Exercise requirements:
Return the data that follows exactly, with each line intact.
── Records provided
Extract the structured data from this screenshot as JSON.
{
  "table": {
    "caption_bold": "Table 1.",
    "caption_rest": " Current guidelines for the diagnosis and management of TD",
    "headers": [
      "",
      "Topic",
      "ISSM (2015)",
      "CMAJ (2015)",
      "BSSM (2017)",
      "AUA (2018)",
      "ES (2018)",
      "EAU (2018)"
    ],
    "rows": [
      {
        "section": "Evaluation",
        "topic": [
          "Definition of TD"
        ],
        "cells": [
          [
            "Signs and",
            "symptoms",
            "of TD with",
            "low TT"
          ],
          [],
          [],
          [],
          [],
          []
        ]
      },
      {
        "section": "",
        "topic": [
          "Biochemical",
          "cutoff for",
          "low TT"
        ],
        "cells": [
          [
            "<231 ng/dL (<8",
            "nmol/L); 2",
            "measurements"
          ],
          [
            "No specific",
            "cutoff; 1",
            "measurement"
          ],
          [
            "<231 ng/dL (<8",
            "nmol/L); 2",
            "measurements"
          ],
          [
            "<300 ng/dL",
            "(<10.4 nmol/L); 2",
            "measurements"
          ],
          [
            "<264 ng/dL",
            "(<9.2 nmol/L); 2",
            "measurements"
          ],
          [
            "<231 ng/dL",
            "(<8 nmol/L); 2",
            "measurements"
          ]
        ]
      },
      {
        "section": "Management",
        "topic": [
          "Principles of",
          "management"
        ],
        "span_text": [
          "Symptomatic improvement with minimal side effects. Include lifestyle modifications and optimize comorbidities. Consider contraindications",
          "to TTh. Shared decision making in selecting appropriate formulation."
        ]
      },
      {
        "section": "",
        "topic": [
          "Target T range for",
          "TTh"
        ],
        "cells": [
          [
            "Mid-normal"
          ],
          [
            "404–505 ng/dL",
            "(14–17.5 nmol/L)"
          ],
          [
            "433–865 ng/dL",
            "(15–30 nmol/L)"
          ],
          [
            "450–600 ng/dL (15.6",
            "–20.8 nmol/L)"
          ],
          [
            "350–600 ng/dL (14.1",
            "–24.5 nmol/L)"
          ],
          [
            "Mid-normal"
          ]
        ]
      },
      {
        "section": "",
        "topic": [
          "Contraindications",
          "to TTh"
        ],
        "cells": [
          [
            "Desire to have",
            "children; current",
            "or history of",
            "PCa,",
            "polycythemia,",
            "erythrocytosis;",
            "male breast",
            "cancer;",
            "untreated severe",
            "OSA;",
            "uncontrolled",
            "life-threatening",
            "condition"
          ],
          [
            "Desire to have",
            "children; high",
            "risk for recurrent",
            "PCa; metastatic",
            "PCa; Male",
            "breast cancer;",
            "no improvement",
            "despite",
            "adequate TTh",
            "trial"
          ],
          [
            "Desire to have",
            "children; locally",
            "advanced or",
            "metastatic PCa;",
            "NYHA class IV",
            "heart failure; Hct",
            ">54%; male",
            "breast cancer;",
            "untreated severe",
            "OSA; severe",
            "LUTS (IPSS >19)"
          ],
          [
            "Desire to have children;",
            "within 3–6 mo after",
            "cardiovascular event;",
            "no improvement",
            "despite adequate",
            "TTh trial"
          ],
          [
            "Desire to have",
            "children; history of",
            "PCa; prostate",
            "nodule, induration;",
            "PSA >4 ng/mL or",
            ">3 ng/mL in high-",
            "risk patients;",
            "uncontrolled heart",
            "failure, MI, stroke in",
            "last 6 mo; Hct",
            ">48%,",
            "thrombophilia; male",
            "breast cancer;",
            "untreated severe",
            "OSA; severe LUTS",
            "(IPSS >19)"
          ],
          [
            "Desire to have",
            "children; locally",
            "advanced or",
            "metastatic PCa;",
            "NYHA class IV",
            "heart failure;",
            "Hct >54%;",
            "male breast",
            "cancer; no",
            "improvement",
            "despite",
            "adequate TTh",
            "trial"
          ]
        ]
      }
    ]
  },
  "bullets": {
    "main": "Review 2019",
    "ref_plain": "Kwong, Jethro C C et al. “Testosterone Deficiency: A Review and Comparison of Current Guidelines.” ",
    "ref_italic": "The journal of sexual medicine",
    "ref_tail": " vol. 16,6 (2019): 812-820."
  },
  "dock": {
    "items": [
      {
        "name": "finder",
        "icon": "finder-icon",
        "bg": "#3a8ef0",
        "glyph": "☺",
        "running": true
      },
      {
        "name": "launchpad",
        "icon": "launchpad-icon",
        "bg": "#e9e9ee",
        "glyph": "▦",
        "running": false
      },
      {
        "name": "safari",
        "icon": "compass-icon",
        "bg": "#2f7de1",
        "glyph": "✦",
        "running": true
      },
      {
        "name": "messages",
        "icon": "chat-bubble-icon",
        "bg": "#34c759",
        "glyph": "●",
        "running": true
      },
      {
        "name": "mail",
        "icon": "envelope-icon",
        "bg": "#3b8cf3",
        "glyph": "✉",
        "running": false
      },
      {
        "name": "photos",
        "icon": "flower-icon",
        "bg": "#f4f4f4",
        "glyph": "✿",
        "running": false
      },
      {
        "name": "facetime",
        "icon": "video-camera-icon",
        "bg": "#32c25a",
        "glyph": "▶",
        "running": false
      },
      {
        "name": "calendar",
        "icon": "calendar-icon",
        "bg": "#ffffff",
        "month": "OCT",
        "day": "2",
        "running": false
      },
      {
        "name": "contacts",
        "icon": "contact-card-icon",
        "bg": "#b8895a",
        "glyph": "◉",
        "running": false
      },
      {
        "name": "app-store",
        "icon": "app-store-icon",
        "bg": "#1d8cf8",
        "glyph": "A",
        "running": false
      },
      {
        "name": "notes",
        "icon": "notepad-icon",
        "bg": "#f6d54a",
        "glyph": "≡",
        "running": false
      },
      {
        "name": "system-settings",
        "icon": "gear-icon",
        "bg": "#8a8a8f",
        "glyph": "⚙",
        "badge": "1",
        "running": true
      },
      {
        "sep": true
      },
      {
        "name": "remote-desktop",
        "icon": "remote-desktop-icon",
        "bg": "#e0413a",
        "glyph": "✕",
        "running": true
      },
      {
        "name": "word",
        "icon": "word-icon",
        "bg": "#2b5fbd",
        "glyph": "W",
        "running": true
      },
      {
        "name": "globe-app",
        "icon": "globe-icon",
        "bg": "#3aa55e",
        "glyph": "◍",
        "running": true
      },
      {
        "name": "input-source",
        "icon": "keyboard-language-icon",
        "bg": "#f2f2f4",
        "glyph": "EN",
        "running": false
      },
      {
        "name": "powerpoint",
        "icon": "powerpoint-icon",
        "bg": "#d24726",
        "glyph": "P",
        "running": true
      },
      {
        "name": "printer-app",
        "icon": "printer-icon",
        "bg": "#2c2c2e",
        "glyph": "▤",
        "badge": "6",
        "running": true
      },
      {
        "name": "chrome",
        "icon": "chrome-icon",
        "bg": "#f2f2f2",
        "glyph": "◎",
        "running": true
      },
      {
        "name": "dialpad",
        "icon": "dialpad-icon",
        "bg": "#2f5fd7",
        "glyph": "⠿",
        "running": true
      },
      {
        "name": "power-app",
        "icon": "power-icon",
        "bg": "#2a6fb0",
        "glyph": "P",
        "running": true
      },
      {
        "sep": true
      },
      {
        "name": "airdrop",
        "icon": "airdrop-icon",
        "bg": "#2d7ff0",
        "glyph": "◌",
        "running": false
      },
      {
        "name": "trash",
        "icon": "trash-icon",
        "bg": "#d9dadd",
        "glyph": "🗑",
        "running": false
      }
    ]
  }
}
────
Written solution:
Extract the structured data from this screenshot as JSON.
{
  "table": {
    "caption_bold": "Table 1.",
    "caption_rest": " Current guidelines for the diagnosis and management of TD",
    "headers": [
      "",
      "Topic",
      "ISSM (2015)",
      "CMAJ (2015)",
      "BSSM (2017)",
      "AUA (2018)",
      "ES (2018)",
      "EAU (2018)"
    ],
    "rows": [
      {
        "section": "Evaluation",
        "topic": [
          "Definition of TD"
        ],
        "cells": [
          [
            "Signs and",
            "symptoms",
            "of TD with",
            "low TT"
          ],
          [],
          [],
          [],
          [],
          []
        ]
      },
      {
        "section": "",
        "topic": [
          "Biochemical",
          "cutoff for",
          "low TT"
        ],
        "cells": [
          [
            "<231 ng/dL (<8",
            "nmol/L); 2",
            "measurements"
          ],
          [
            "No specific",
            "cutoff; 1",
            "measurement"
          ],
          [
            "<231 ng/dL (<8",
            "nmol/L); 2",
            "measurements"
          ],
          [
            "<300 ng/dL",
            "(<10.4 nmol/L); 2",
            "measurements"
          ],
          [
            "<264 ng/dL",
            "(<9.2 nmol/L); 2",
            "measurements"
          ],
          [
            "<231 ng/dL",
            "(<8 nmol/L); 2",
            "measurements"
          ]
        ]
      },
      {
        "section": "Management",
        "topic": [
          "Principles of",
          "management"
        ],
        "span_text": [
          "Symptomatic improvement with minimal side effects. Include lifestyle modifications and optimize comorbidities. Consider contraindications",
          "to TTh. Shared decision making in selecting appropriate formulation."
        ]
      },
      {
        "section": "",
        "topic": [
          "Target T range for",
          "TTh"
        ],
        "cells": [
          [
            "Mid-normal"
          ],
          [
            "404–505 ng/dL",
            "(14–17.5 nmol/L)"
          ],
          [
            "433–865 ng/dL",
            "(15–30 nmol/L)"
          ],
          [
            "450–600 ng/dL (15.6",
            "–20.8 nmol/L)"
          ],
          [
            "350–600 ng/dL (14.1",
            "–24.5 nmol/L)"
          ],
          [
            "Mid-normal"
          ]
        ]
      },
      {
        "section": "",
        "topic": [
          "Contraindications",
          "to TTh"
        ],
        "cells": [
          [
            "Desire to have",
            "children; current",
            "or history of",
            "PCa,",
            "polycythemia,",
            "erythrocytosis;",
            "male breast",
            "cancer;",
            "untreated severe",
            "OSA;",
            "uncontrolled",
            "life-threatening",
            "condition"
          ],
          [
            "Desire to have",
            "children; high",
            "risk for recurrent",
            "PCa; metastatic",
            "PCa; Male",
            "breast cancer;",
            "no improvement",
            "despite",
            "adequate TTh",
            "trial"
          ],
          [
            "Desire to have",
            "children; locally",
            "advanced or",
            "metastatic PCa;",
            "NYHA class IV",
            "heart failure; Hct",
            ">54%; male",
            "breast cancer;",
            "untreated severe",
            "OSA; severe",
            "LUTS (IPSS >19)"
          ],
          [
            "Desire to have children;",
            "within 3–6 mo after",
            "cardiovascular event;",
            "no improvement",
            "despite adequate",
            "TTh trial"
          ],
          [
            "Desire to have",
            "children; history of",
            "PCa; prostate",
            "nodule, induration;",
            "PSA >4 ng/mL or",
            ">3 ng/mL in high-",
            "risk patients;",
            "uncontrolled heart",
            "failure, MI, stroke in",
            "last 6 mo; Hct",
            ">48%,",
            "thrombophilia; male",
            "breast cancer;",
            "untreated severe",
            "OSA; severe LUTS",
            "(IPSS >19)"
          ],
          [
            "Desire to have",
            "children; locally",
            "advanced or",
            "metastatic PCa;",
            "NYHA class IV",
            "heart failure;",
            "Hct >54%;",
            "male breast",
            "cancer; no",
            "improvement",
            "despite",
            "adequate TTh",
            "trial"
          ]
        ]
      }
    ]
  },
  "bullets": {
    "main": "Review 2019",
    "ref_plain": "Kwong, Jethro C C et al. “Testosterone Deficiency: A Review and Comparison of Current Guidelines.” ",
    "ref_italic": "The journal of sexual medicine",
    "ref_tail": " vol. 16,6 (2019): 812-820."
  },
  "dock": {
    "items": [
      {
        "name": "finder",
        "icon": "finder-icon",
        "bg": "#3a8ef0",
        "glyph": "☺",
        "running": true
      },
      {
        "name": "launchpad",
        "icon": "launchpad-icon",
        "bg": "#e9e9ee",
        "glyph": "▦",
        "running": false
      },
      {
        "name": "safari",
        "icon": "compass-icon",
        "bg": "#2f7de1",
        "glyph": "✦",
        "running": true
      },
      {
        "name": "messages",
        "icon": "chat-bubble-icon",
        "bg": "#34c759",
        "glyph": "●",
        "running": true
      },
      {
        "name": "mail",
        "icon": "envelope-icon",
        "bg": "#3b8cf3",
        "glyph": "✉",
        "running": false
      },
      {
        "name": "photos",
        "icon": "flower-icon",
        "bg": "#f4f4f4",
        "glyph": "✿",
        "running": false
      },
      {
        "name": "facetime",
        "icon": "video-camera-icon",
        "bg": "#32c25a",
        "glyph": "▶",
        "running": false
      },
      {
        "name": "calendar",
        "icon": "calendar-icon",
        "bg": "#ffffff",
        "month": "OCT",
        "day": "2",
        "running": false
      },
      {
        "name": "contacts",
        "icon": "contact-card-icon",
        "bg": "#b8895a",
        "glyph": "◉",
        "running": false
      },
      {
        "name": "app-store",
        "icon": "app-store-icon",
        "bg": "#1d8cf8",
        "glyph": "A",
        "running": false
      },
      {
        "name": "notes",
        "icon": "notepad-icon",
        "bg": "#f6d54a",
        "glyph": "≡",
        "running": false
      },
      {
        "name": "system-settings",
        "icon": "gear-icon",
        "bg": "#8a8a8f",
        "glyph": "⚙",
        "badge": "1",
        "running": true
      },
      {
        "sep": true
      },
      {
        "name": "remote-desktop",
        "icon": "remote-desktop-icon",
        "bg": "#e0413a",
        "glyph": "✕",
        "running": true
      },
      {
        "name": "word",
        "icon": "word-icon",
        "bg": "#2b5fbd",
        "glyph": "W",
        "running": true
      },
      {
        "name": "globe-app",
        "icon": "globe-icon",
        "bg": "#3aa55e",
        "glyph": "◍",
        "running": true
      },
      {
        "name": "input-source",
        "icon": "keyboard-language-icon",
        "bg": "#f2f2f4",
        "glyph": "EN",
        "running": false
      },
      {
        "name": "powerpoint",
        "icon": "powerpoint-icon",
        "bg": "#d24726",
        "glyph": "P",
        "running": true
      },
      {
        "name": "printer-app",
        "icon": "printer-icon",
        "bg": "#2c2c2e",
        "glyph": "▤",
        "badge": "6",
        "running": true
      },
      {
        "name": "chrome",
        "icon": "chrome-icon",
        "bg": "#f2f2f2",
        "glyph": "◎",
        "running": true
      },
      {
        "name": "dialpad",
        "icon": "dialpad-icon",
        "bg": "#2f5fd7",
        "glyph": "⠿",
        "running": true
      },
      {
        "name": "power-app",
        "icon": "power-icon",
        "bg": "#2a6fb0",
        "glyph": "P",
        "running": true
      },
      {
        "sep": true
      },
      {
        "name": "airdrop",
        "icon": "airdrop-icon",
        "bg": "#2d7ff0",
        "glyph": "◌",
        "running": false
      },
      {
        "name": "trash",
        "icon": "trash-icon",
        "bg": "#d9dadd",
        "glyph": "🗑",
        "running": false
      }
    ]
  }
}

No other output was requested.